Research output: Contribution to journalArticlepeer-review


  • Lovesh Dyall
  • Phoebe Sharp
  • Lucy Powley
  • Serena Johal
  • Jessica Bowen
  • Peter Nightingale
  • Charles Ferro

External organisations

  • University Hospitals Birmingham NHS Foundation Trust
  • Institute of Translational Medicine Birmingham (ITM)


Background: Cardiovascular disease is a leading cause of death in ANCA-associated vasculitis (AAV). An expansion of CD4+CD28null T-cells is mainly seen in cytomegalovirus (CMV)-seropositive individuals and has been linked to increased cardiovascular disease risk in other conditions. The aims of this study were to phenotype CD4+CD28null T-cells in AAV in respect of their proinflammatory capacity and ability to target and damage the endothelium, and investigate their relationship to arterial stiffness, a marker of cardiovascular mortality.

Methods: CD4+CD28null T-cells were phenotyped in 53 CMV-seropositive AAV patients in stable remission and 30 age-matched CMV-seropositive healthy volunteers by flow cytometry, following stimulation with CMV lysate. The expression of endothelial homing markers and cytotoxic molecules was evaluated in unstimulated CD4+CD28null T-cells. Arterial stiffness was measured by carotid-to-femoral pulse wave velocity (PWV) in AAV patients.

Results: CD4+CD28null T-cells were CMV-specific and expressed a Th1 phenotype with high levels of IFN- and TNF- secretion. They also co-expressed the endothelial-homing markers CX3CR1, CD49d and CD11b and cytotoxic molecules perforin and granzyme B. CD4+CD28null T-cells were phenotypically similar within AAV and healthy volunteers but their proportion was almost twice as high in AAV patients (11.3% [3.7 – 19.7] versus 6.7 [2.4– 8.8]; p=0.022). The size of the CD4+CD28null T-cell subset was independently linked to increased PWV in AAV (0.66m/s increase per 10% increase in CD4+CD28null cells [95%CI0.13–1.19]; p=0.016).

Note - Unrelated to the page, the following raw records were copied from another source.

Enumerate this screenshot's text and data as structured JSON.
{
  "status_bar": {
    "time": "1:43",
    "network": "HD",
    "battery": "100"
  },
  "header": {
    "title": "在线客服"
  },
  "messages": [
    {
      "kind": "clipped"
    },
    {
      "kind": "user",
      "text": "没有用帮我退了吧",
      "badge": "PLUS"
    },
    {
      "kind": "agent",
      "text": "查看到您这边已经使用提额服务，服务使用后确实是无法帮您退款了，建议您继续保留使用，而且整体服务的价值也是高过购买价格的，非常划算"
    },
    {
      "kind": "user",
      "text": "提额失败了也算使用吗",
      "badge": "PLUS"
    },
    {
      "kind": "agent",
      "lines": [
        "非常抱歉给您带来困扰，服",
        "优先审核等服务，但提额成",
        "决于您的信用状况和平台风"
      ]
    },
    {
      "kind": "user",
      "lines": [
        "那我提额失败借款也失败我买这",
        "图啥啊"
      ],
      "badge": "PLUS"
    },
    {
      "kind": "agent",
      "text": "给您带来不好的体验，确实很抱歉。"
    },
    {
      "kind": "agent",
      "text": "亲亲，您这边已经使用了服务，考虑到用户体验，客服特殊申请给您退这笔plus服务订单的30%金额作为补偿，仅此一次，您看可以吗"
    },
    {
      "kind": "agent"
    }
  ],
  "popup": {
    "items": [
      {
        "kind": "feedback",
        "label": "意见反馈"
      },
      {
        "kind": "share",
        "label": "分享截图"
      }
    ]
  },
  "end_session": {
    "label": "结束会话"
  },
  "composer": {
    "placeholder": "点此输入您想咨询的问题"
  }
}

Conclusion: The host cellular immune response to CMV leads to the expansion of cytotoxic CD4+CD28null T-cells that express endothelial homing markers and are independently linked to increased arterial stiffness, a marker of cardiovascular mortality. Suppression of CMV in AAV may be of therapeutic value in reducing the risk of cardiovascular disease.

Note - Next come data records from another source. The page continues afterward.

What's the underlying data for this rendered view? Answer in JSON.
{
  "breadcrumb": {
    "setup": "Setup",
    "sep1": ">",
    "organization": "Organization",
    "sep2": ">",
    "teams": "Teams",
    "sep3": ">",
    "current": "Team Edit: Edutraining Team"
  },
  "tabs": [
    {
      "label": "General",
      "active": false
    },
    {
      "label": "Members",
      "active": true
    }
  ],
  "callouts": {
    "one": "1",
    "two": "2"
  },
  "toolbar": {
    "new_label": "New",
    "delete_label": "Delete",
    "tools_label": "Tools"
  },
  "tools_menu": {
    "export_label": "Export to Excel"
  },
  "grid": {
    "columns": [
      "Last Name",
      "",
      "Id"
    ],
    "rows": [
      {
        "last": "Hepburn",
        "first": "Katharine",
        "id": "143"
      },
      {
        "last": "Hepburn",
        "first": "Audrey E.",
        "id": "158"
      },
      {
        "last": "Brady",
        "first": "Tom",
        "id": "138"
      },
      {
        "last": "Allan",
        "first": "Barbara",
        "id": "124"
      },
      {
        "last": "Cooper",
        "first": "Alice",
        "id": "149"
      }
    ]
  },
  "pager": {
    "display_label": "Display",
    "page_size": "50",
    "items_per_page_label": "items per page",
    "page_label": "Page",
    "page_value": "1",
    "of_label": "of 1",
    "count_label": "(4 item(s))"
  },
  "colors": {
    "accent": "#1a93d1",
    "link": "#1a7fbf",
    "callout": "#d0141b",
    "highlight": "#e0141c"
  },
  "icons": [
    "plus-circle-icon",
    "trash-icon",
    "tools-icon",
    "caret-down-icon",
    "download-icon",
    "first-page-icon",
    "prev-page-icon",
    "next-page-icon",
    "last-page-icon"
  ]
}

Original languageEnglish
Article number194
Pages (from-to)194
JournalArthritis Research & Therapy
Issue number1
Publication statusPublished - 29 Aug 2018

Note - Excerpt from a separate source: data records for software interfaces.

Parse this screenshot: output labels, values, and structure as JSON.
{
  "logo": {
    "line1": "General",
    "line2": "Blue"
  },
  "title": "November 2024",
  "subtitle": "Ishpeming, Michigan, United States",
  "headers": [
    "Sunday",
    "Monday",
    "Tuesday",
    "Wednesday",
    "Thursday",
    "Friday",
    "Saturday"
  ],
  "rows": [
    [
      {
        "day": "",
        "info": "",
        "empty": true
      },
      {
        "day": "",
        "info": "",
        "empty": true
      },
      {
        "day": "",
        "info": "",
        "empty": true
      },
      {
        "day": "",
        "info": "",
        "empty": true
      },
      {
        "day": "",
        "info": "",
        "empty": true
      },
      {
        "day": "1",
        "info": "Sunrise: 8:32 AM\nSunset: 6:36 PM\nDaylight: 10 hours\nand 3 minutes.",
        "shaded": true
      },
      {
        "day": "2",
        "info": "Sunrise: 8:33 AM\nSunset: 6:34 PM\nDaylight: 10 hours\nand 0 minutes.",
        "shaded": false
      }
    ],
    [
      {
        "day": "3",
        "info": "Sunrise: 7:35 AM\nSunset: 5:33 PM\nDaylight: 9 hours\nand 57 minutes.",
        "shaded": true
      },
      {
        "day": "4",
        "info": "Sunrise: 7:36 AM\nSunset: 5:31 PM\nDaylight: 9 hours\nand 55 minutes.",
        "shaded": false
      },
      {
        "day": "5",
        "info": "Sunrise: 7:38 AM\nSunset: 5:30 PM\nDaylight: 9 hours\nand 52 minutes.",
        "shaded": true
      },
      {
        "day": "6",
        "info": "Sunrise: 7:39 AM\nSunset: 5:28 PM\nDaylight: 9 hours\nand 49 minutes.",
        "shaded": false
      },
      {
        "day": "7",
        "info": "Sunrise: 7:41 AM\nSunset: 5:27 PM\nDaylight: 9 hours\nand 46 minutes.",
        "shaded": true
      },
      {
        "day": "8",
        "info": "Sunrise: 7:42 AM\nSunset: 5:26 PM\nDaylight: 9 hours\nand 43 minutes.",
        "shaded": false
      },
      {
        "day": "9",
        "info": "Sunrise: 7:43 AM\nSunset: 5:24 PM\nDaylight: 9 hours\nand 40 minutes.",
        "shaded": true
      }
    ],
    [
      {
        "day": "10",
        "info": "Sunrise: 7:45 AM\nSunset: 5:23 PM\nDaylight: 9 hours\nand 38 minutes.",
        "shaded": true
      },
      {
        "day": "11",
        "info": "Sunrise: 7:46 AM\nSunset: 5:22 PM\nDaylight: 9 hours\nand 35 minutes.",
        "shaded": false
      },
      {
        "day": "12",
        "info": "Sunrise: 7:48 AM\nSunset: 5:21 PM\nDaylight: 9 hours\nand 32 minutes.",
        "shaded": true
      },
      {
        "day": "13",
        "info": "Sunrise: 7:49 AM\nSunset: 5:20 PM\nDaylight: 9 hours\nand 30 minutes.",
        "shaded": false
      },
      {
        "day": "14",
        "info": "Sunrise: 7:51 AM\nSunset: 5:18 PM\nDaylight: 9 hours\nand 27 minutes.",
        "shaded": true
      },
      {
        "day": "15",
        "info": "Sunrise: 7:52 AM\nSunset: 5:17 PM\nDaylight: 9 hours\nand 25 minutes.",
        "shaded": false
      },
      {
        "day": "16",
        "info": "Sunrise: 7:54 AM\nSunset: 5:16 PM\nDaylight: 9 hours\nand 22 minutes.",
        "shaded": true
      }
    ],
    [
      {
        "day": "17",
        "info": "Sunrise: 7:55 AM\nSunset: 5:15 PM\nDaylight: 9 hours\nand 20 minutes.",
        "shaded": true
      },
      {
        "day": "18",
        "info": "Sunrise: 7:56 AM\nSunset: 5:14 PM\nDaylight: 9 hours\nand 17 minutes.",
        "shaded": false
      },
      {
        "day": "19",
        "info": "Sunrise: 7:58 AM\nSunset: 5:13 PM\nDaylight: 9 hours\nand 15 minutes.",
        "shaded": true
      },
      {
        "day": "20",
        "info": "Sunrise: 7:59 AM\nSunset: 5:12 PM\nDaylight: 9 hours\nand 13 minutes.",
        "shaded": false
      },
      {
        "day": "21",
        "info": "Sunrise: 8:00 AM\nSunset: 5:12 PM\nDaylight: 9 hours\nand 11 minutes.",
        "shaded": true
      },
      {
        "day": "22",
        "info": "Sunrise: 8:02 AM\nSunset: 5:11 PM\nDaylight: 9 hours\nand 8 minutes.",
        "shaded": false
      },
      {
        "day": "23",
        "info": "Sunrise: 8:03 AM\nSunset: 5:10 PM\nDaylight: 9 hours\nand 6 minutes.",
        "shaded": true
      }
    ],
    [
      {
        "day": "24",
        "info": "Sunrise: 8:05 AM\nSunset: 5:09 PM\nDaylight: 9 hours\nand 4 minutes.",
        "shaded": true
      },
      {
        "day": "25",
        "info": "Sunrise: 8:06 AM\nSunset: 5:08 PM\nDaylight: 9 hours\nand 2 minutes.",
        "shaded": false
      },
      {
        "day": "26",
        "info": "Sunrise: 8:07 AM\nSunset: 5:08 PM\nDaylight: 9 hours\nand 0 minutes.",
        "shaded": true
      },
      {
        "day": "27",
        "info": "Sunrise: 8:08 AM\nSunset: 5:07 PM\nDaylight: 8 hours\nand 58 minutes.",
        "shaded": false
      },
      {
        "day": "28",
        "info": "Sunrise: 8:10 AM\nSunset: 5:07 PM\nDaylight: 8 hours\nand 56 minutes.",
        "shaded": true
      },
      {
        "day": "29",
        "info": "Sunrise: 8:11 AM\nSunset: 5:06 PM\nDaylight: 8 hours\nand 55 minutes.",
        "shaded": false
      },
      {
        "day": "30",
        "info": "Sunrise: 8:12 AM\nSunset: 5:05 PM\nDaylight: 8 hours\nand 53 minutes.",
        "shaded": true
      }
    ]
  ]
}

  • ANCA, vasculitis, cytomegalovirus, inflammation, t-cells, arterial stiffness, cardiovascular disease